Good neighbours

The recovery will continue with help from Grenada’s neighbours. At the conclusion of the Half Marathon, NACAC presented a US$10 thousand grant to the Grenada federation. That amount will go towards replacing office materials – computers, fax machines etc. – that were destroyed by Ivan.

Meanwhile, Trinidad & Tobago’s NAAA, which was eventually awarded the 2005 CARIFTA Games, formally confirmed its intention to help Grenada’s participation in that meet. NAAA president Kenneth Doldron was in St George’s. He pledged his federation’s willingness to sponsor travel and accommodation for 20 athletes and 5 officials from Grenada.

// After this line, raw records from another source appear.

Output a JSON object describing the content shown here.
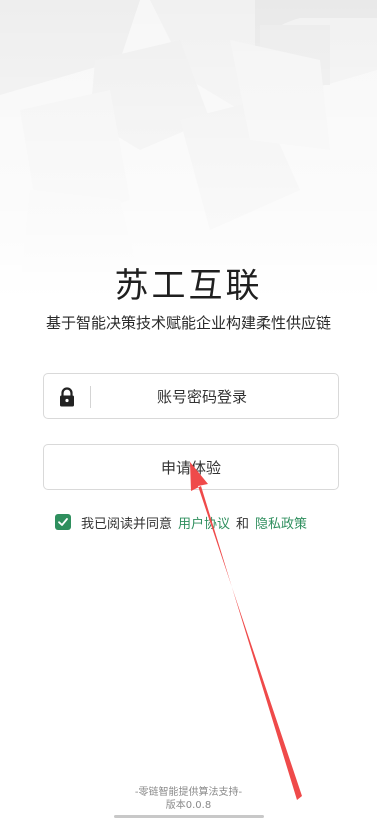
{
  "app": {
    "title": "苏工互联",
    "subtitle": "基于智能决策技术赋能企业构建柔性供应链"
  },
  "login_button": {
    "label": "账号密码登录",
    "icon": "lock-icon"
  },
  "apply_button": {
    "label": "申请体验"
  },
  "agreement": {
    "checked": true,
    "prefix": "我已阅读并同意",
    "user_agreement": "用户协议",
    "conjunction": "和",
    "privacy_policy": "隐私政策",
    "accent_color": "#2f8f5e"
  },
  "footer": {
    "provider": "-零链智能提供算法支持-",
    "version": "版本0.0.8"
  },
  "annotation": {
    "arrow_color": "#ef4a4a"
  }
}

Like the vast majority of Grenada’s citizens, the athletics fraternity in the Spice Isle was profoundly affected by the events of early September. From all indications, strength of character and a lot of help from friends and neighbours will affect the nation just as profoundly. It may not be business as usual for some time to come, but Grenada seems to be well on the road to recovery.

Terry Finisterre for the IAAF